■ What is being asked ■
Make an exact copy of the listing below. Pictures stay out of it.

== Data to process ==

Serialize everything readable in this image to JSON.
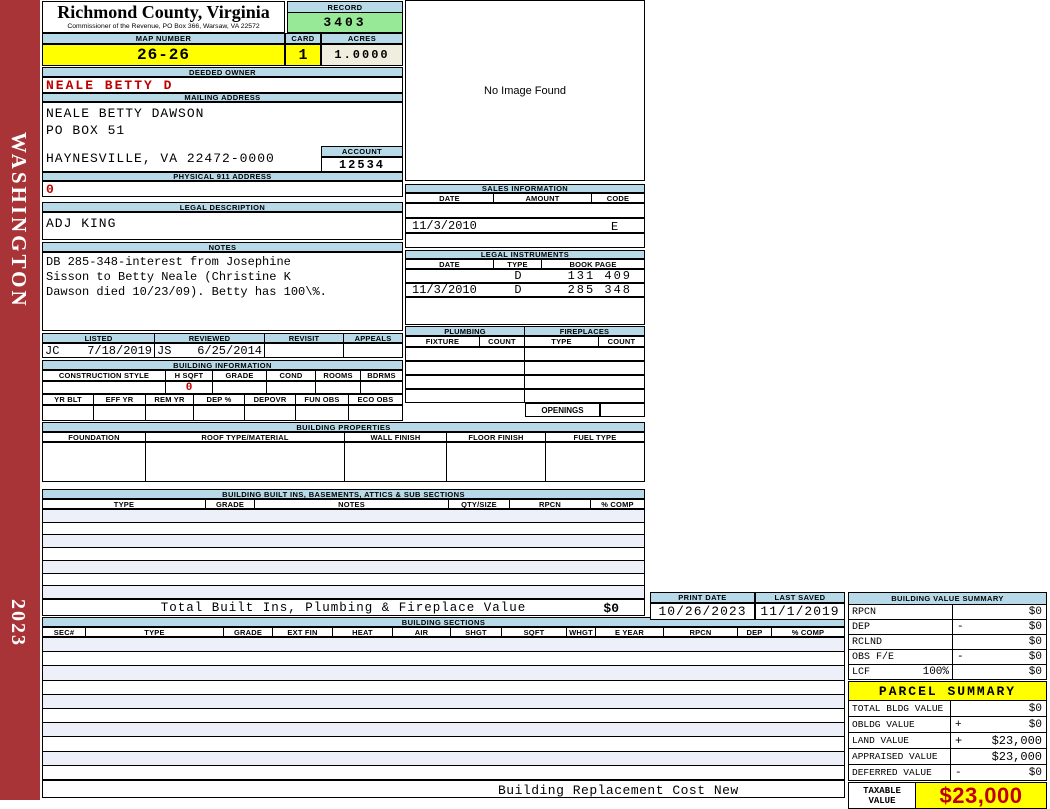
{
  "colors": {
    "sidebar_red": "#A93438",
    "header_blue": "#B8D9E8",
    "record_green": "#97E897",
    "highlight_yellow": "#FFFF00",
    "acres_cream": "#F0EFDF",
    "alert_red_text": "#C00000",
    "stripe_row": "#EEF0F9"
  },
  "sidebar": {
    "district": "WASHINGTON",
    "year": "2023"
  },
  "header": {
    "title": "Richmond County, Virginia",
    "subtitle": "Commissioner of the Revenue, PO Box 366, Warsaw, VA 22572",
    "record_label": "RECORD",
    "record_value": "3403",
    "map_number_label": "MAP NUMBER",
    "map_number": "26-26",
    "card_label": "CARD",
    "card": "1",
    "acres_label": "ACRES",
    "acres": "1.0000"
  },
  "owner": {
    "deeded_owner_label": "DEEDED OWNER",
    "deeded_owner": "NEALE BETTY D",
    "mailing_address_label": "MAILING ADDRESS",
    "mailing_lines": [
      "NEALE BETTY DAWSON",
      "PO BOX 51",
      "HAYNESVILLE, VA 22472-0000"
    ],
    "account_label": "ACCOUNT",
    "account": "12534",
    "physical_address_label": "PHYSICAL 911 ADDRESS",
    "physical_address": "0",
    "legal_description_label": "LEGAL DESCRIPTION",
    "legal_description": "ADJ KING",
    "notes_label": "NOTES",
    "notes_lines": [
      "DB 285-348-interest from Josephine",
      "Sisson to Betty Neale (Christine K",
      "Dawson died 10/23/09). Betty has 100\\%."
    ]
  },
  "review": {
    "headers": [
      "LISTED",
      "REVIEWED",
      "REVISIT",
      "APPEALS"
    ],
    "listed_by": "JC",
    "listed_date": "7/18/2019",
    "reviewed_by": "JS",
    "reviewed_date": "6/25/2014",
    "revisit": "",
    "appeals": ""
  },
  "building_information": {
    "title": "BUILDING INFORMATION",
    "headers_row1": [
      "CONSTRUCTION STYLE",
      "H SQFT",
      "GRADE",
      "COND",
      "ROOMS",
      "BDRMS"
    ],
    "h_sqft_value": "0",
    "headers_row2": [
      "YR BLT",
      "EFF YR",
      "REM YR",
      "DEP %",
      "DEPOVR",
      "FUN OBS",
      "ECO OBS"
    ]
  },
  "building_properties": {
    "title": "BUILDING PROPERTIES",
    "headers": [
      "FOUNDATION",
      "ROOF TYPE/MATERIAL",
      "WALL FINISH",
      "FLOOR FINISH",
      "FUEL TYPE"
    ]
  },
  "sales": {
    "title": "SALES INFORMATION",
    "headers": [
      "DATE",
      "AMOUNT",
      "CODE"
    ],
    "rows": [
      [
        "",
        "",
        ""
      ],
      [
        "11/3/2010",
        "",
        "E"
      ],
      [
        "",
        "",
        ""
      ]
    ]
  },
  "legal_instruments": {
    "title": "LEGAL INSTRUMENTS",
    "headers": [
      "DATE",
      "TYPE",
      "BOOK PAGE"
    ],
    "rows": [
      [
        "",
        "D",
        "131 409"
      ],
      [
        "11/3/2010",
        "D",
        "285 348"
      ]
    ]
  },
  "plumbing_fireplaces": {
    "plumbing_title": "PLUMBING",
    "fireplaces_title": "FIREPLACES",
    "headers": [
      "FIXTURE",
      "COUNT",
      "TYPE",
      "COUNT"
    ],
    "openings_label": "OPENINGS"
  },
  "built_ins": {
    "title": "BUILDING BUILT INS, BASEMENTS, ATTICS & SUB SECTIONS",
    "headers": [
      "TYPE",
      "GRADE",
      "NOTES",
      "QTY/SIZE",
      "RPCN",
      "% COMP"
    ],
    "total_label": "Total Built Ins, Plumbing & Fireplace Value",
    "total_value": "$0"
  },
  "image_panel": {
    "message": "No Image Found"
  },
  "print_info": {
    "print_date_label": "PRINT DATE",
    "print_date": "10/26/2023",
    "last_saved_label": "LAST SAVED",
    "last_saved": "11/1/2019"
  },
  "building_sections": {
    "title": "BUILDING SECTIONS",
    "headers": [
      "SEC#",
      "TYPE",
      "GRADE",
      "EXT FIN",
      "HEAT",
      "AIR",
      "SHGT",
      "SQFT",
      "WHGT",
      "E YEAR",
      "RPCN",
      "DEP",
      "% COMP"
    ],
    "footer": "Building Replacement Cost New"
  },
  "building_value_summary": {
    "title": "BUILDING VALUE SUMMARY",
    "rows": [
      {
        "label": "RPCN",
        "pct": "",
        "sign": "",
        "value": "$0"
      },
      {
        "label": "DEP",
        "pct": "",
        "sign": "-",
        "value": "$0"
      },
      {
        "label": "RCLND",
        "pct": "",
        "sign": "",
        "value": "$0"
      },
      {
        "label": "OBS F/E",
        "pct": "",
        "sign": "-",
        "value": "$0"
      },
      {
        "label": "LCF",
        "pct": "100%",
        "sign": "",
        "value": "$0"
      }
    ]
  },
  "parcel_summary": {
    "title": "PARCEL SUMMARY",
    "rows": [
      {
        "label": "TOTAL BLDG VALUE",
        "sign": "",
        "value": "$0"
      },
      {
        "label": "OBLDG VALUE",
        "sign": "+",
        "value": "$0"
      },
      {
        "label": "LAND VALUE",
        "sign": "+",
        "value": "$23,000"
      },
      {
        "label": "APPRAISED VALUE",
        "sign": "",
        "value": "$23,000"
      },
      {
        "label": "DEFERRED VALUE",
        "sign": "-",
        "value": "$0"
      }
    ],
    "taxable_label": "TAXABLE VALUE",
    "taxable_value": "$23,000"
  }
}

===

■ Result ■
Serialize everything readable in this image to JSON.
{
  "colors": {
    "sidebar_red": "#A93438",
    "header_blue": "#B8D9E8",
    "record_green": "#97E897",
    "highlight_yellow": "#FFFF00",
    "acres_cream": "#F0EFDF",
    "alert_red_text": "#C00000",
    "stripe_row": "#EEF0F9"
  },
  "sidebar": {
    "district": "WASHINGTON",
    "year": "2023"
  },
  "header": {
    "title": "Richmond County, Virginia",
    "subtitle": "Commissioner of the Revenue, PO Box 366, Warsaw, VA 22572",
    "record_label": "RECORD",
    "record_value": "3403",
    "map_number_label": "MAP NUMBER",
    "map_number": "26-26",
    "card_label": "CARD",
    "card": "1",
    "acres_label": "ACRES",
    "acres": "1.0000"
  },
  "owner": {
    "deeded_owner_label": "DEEDED OWNER",
    "deeded_owner": "NEALE BETTY D",
    "mailing_address_label": "MAILING ADDRESS",
    "mailing_lines": [
      "NEALE BETTY DAWSON",
      "PO BOX 51",
      "HAYNESVILLE, VA 22472-0000"
    ],
    "account_label": "ACCOUNT",
    "account": "12534",
    "physical_address_label": "PHYSICAL 911 ADDRESS",
    "physical_address": "0",
    "legal_description_label": "LEGAL DESCRIPTION",
    "legal_description": "ADJ KING",
    "notes_label": "NOTES",
    "notes_lines": [
      "DB 285-348-interest from Josephine",
      "Sisson to Betty Neale (Christine K",
      "Dawson died 10/23/09). Betty has 100\\%."
    ]
  },
  "review": {
    "headers": [
      "LISTED",
      "REVIEWED",
      "REVISIT",
      "APPEALS"
    ],
    "listed_by": "JC",
    "listed_date": "7/18/2019",
    "reviewed_by": "JS",
    "reviewed_date": "6/25/2014",
    "revisit": "",
    "appeals": ""
  },
  "building_information": {
    "title": "BUILDING INFORMATION",
    "headers_row1": [
      "CONSTRUCTION STYLE",
      "H SQFT",
      "GRADE",
      "COND",
      "ROOMS",
      "BDRMS"
    ],
    "h_sqft_value": "0",
    "headers_row2": [
      "YR BLT",
      "EFF YR",
      "REM YR",
      "DEP %",
      "DEPOVR",
      "FUN OBS",
      "ECO OBS"
    ]
  },
  "building_properties": {
    "title": "BUILDING PROPERTIES",
    "headers": [
      "FOUNDATION",
      "ROOF TYPE/MATERIAL",
      "WALL FINISH",
      "FLOOR FINISH",
      "FUEL TYPE"
    ]
  },
  "sales": {
    "title": "SALES INFORMATION",
    "headers": [
      "DATE",
      "AMOUNT",
      "CODE"
    ],
    "rows": [
      [
        "",
        "",
        ""
      ],
      [
        "11/3/2010",
        "",
        "E"
      ],
      [
        "",
        "",
        ""
      ]
    ]
  },
  "legal_instruments": {
    "title": "LEGAL INSTRUMENTS",
    "headers": [
      "DATE",
      "TYPE",
      "BOOK PAGE"
    ],
    "rows": [
      [
        "",
        "D",
        "131 409"
      ],
      [
        "11/3/2010",
        "D",
        "285 348"
      ]
    ]
  },
  "plumbing_fireplaces": {
    "plumbing_title": "PLUMBING",
    "fireplaces_title": "FIREPLACES",
    "headers": [
      "FIXTURE",
      "COUNT",
      "TYPE",
      "COUNT"
    ],
    "openings_label": "OPENINGS"
  },
  "built_ins": {
    "title": "BUILDING BUILT INS, BASEMENTS, ATTICS & SUB SECTIONS",
    "headers": [
      "TYPE",
      "GRADE",
      "NOTES",
      "QTY/SIZE",
      "RPCN",
      "% COMP"
    ],
    "total_label": "Total Built Ins, Plumbing & Fireplace Value",
    "total_value": "$0"
  },
  "image_panel": {
    "message": "No Image Found"
  },
  "print_info": {
    "print_date_label": "PRINT DATE",
    "print_date": "10/26/2023",
    "last_saved_label": "LAST SAVED",
    "last_saved": "11/1/2019"
  },
  "building_sections": {
    "title": "BUILDING SECTIONS",
    "headers": [
      "SEC#",
      "TYPE",
      "GRADE",
      "EXT FIN",
      "HEAT",
      "AIR",
      "SHGT",
      "SQFT",
      "WHGT",
      "E YEAR",
      "RPCN",
      "DEP",
      "% COMP"
    ],
    "footer": "Building Replacement Cost New"
  },
  "building_value_summary": {
    "title": "BUILDING VALUE SUMMARY",
    "rows": [
      {
        "label": "RPCN",
        "pct": "",
        "sign": "",
        "value": "$0"
      },
      {
        "label": "DEP",
        "pct": "",
        "sign": "-",
        "value": "$0"
      },
      {
        "label": "RCLND",
        "pct": "",
        "sign": "",
        "value": "$0"
      },
      {
        "label": "OBS F/E",
        "pct": "",
        "sign": "-",
        "value": "$0"
      },
      {
        "label": "LCF",
        "pct": "100%",
        "sign": "",
        "value": "$0"
      }
    ]
  },
  "parcel_summary": {
    "title": "PARCEL SUMMARY",
    "rows": [
      {
        "label": "TOTAL BLDG VALUE",
        "sign": "",
        "value": "$0"
      },
      {
        "label": "OBLDG VALUE",
        "sign": "+",
        "value": "$0"
      },
      {
        "label": "LAND VALUE",
        "sign": "+",
        "value": "$23,000"
      },
      {
        "label": "APPRAISED VALUE",
        "sign": "",
        "value": "$23,000"
      },
      {
        "label": "DEFERRED VALUE",
        "sign": "-",
        "value": "$0"
      }
    ],
    "taxable_label": "TAXABLE VALUE",
    "taxable_value": "$23,000"
  }
}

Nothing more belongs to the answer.